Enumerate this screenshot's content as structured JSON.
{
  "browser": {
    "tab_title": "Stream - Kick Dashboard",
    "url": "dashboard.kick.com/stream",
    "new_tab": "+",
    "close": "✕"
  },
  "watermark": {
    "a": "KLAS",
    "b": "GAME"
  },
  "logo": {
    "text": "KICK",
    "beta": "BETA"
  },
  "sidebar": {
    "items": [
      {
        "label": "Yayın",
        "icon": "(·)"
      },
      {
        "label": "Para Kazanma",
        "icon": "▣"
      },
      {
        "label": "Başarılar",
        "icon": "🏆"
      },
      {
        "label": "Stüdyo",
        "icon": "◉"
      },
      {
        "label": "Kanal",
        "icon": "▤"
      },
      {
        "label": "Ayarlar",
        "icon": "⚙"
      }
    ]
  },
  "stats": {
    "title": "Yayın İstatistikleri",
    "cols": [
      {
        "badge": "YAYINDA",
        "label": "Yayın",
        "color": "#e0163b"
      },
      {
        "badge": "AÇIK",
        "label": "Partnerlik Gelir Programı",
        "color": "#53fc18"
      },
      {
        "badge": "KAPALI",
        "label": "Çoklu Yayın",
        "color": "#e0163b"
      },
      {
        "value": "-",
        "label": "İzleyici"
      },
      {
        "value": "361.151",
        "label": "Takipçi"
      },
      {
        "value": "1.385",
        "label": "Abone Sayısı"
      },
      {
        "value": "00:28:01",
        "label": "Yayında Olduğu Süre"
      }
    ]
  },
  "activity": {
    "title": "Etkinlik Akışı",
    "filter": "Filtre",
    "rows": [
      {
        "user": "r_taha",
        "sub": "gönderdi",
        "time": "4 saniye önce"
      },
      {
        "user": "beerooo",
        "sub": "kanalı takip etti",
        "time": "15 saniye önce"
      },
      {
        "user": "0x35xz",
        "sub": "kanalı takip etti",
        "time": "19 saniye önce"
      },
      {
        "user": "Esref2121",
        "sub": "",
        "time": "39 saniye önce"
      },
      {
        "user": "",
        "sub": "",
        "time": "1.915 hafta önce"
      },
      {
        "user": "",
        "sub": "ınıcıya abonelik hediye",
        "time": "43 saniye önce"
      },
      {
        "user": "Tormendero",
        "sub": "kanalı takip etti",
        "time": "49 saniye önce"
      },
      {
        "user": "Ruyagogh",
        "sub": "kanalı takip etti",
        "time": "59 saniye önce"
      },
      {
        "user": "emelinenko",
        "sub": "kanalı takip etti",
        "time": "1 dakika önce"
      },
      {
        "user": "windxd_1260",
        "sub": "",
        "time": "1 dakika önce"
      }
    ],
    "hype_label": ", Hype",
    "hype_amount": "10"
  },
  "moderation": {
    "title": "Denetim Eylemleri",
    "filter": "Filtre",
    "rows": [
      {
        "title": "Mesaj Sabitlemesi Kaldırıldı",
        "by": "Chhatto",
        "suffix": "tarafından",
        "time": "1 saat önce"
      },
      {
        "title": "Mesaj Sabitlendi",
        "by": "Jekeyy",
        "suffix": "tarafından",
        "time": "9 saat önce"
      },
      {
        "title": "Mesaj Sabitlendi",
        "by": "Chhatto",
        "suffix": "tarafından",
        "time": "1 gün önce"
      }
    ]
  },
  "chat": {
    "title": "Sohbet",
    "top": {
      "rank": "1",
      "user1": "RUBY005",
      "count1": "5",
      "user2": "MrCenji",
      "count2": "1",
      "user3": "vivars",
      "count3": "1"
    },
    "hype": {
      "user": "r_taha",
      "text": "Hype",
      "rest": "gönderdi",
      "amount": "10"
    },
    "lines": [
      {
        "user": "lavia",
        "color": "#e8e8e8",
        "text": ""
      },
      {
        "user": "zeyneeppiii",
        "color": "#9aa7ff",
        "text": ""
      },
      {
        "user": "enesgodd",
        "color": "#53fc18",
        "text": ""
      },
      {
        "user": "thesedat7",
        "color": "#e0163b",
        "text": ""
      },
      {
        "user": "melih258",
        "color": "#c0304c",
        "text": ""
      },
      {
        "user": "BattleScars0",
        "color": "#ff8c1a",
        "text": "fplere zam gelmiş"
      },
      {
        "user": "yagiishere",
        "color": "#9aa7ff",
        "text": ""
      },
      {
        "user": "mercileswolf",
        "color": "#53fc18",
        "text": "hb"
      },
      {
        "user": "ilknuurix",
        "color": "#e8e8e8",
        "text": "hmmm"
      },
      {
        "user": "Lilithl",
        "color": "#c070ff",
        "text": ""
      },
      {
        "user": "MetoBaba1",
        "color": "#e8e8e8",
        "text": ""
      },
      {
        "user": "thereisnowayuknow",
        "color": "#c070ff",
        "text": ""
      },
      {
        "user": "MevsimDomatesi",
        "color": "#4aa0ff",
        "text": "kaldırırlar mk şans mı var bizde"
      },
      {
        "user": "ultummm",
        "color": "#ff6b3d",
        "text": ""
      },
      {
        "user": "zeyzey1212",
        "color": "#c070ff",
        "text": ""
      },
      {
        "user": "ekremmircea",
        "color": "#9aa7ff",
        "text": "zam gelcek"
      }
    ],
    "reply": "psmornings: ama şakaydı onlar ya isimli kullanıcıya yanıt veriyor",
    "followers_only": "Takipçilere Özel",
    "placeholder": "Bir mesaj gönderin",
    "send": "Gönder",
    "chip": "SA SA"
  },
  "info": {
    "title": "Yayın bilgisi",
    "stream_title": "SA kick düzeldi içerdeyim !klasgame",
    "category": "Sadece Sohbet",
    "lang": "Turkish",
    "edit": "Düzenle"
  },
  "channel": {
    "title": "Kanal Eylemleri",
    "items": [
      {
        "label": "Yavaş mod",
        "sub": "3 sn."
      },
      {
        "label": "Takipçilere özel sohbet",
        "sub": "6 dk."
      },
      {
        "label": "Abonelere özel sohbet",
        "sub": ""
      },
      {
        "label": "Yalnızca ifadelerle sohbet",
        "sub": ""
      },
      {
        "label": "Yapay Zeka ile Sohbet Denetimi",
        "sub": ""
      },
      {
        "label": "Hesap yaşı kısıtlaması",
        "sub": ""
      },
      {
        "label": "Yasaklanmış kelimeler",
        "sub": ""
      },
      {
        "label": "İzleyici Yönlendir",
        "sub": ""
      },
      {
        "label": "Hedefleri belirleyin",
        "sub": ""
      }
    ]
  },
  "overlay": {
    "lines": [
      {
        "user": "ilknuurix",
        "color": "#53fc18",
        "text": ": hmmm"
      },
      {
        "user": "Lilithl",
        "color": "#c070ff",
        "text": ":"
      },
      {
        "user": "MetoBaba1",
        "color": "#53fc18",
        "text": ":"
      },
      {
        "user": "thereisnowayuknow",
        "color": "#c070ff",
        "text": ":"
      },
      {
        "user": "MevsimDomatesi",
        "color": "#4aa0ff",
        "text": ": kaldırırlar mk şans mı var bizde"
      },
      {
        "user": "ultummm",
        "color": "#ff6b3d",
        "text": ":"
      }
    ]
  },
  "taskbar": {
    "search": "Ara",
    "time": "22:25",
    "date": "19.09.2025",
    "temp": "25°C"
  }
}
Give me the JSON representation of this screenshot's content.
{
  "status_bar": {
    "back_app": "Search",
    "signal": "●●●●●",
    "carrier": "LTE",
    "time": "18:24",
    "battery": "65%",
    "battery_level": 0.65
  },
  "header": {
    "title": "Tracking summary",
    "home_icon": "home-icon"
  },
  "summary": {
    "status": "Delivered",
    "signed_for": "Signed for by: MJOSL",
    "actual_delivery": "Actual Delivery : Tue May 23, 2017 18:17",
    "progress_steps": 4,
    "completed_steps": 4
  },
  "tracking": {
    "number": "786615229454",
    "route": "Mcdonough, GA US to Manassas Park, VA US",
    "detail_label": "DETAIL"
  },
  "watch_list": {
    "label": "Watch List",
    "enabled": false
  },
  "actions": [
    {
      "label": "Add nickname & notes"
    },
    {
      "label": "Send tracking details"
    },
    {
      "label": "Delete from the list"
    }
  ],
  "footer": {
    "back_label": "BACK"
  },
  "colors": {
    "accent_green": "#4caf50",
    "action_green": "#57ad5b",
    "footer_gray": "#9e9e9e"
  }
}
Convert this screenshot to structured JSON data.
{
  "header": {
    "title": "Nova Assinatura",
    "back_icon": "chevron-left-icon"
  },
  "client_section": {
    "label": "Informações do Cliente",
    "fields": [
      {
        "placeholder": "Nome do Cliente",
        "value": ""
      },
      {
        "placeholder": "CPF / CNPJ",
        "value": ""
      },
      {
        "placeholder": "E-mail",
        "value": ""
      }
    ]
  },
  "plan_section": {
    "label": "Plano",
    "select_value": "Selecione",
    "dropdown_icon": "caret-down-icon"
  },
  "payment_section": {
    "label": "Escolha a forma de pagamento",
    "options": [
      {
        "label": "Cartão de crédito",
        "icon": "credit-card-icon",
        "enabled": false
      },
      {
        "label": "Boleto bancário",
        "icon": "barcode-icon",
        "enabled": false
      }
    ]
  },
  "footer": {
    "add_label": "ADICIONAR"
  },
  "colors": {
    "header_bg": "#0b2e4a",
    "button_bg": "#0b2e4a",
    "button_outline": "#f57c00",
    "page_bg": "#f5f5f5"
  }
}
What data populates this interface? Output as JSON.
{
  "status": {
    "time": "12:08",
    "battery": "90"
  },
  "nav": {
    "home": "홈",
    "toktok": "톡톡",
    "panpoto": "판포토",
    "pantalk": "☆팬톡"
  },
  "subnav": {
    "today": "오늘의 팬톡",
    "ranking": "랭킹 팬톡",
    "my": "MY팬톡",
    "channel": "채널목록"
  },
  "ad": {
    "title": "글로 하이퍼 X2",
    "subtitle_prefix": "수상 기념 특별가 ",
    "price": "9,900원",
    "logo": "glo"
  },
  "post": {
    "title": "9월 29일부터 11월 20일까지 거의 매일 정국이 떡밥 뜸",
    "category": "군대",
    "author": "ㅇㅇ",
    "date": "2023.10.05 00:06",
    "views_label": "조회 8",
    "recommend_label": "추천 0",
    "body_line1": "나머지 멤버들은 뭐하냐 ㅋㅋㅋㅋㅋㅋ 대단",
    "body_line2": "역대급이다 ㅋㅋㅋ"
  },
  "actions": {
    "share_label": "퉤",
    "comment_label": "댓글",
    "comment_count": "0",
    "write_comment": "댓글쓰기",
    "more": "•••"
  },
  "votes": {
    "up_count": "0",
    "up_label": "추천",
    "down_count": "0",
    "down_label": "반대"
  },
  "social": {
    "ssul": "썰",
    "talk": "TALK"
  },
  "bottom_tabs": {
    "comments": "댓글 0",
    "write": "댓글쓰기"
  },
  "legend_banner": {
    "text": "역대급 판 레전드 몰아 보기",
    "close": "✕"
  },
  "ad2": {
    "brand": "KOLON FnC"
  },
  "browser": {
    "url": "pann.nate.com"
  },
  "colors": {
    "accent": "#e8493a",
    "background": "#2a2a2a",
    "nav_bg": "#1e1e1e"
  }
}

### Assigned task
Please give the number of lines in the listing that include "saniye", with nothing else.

### Result
7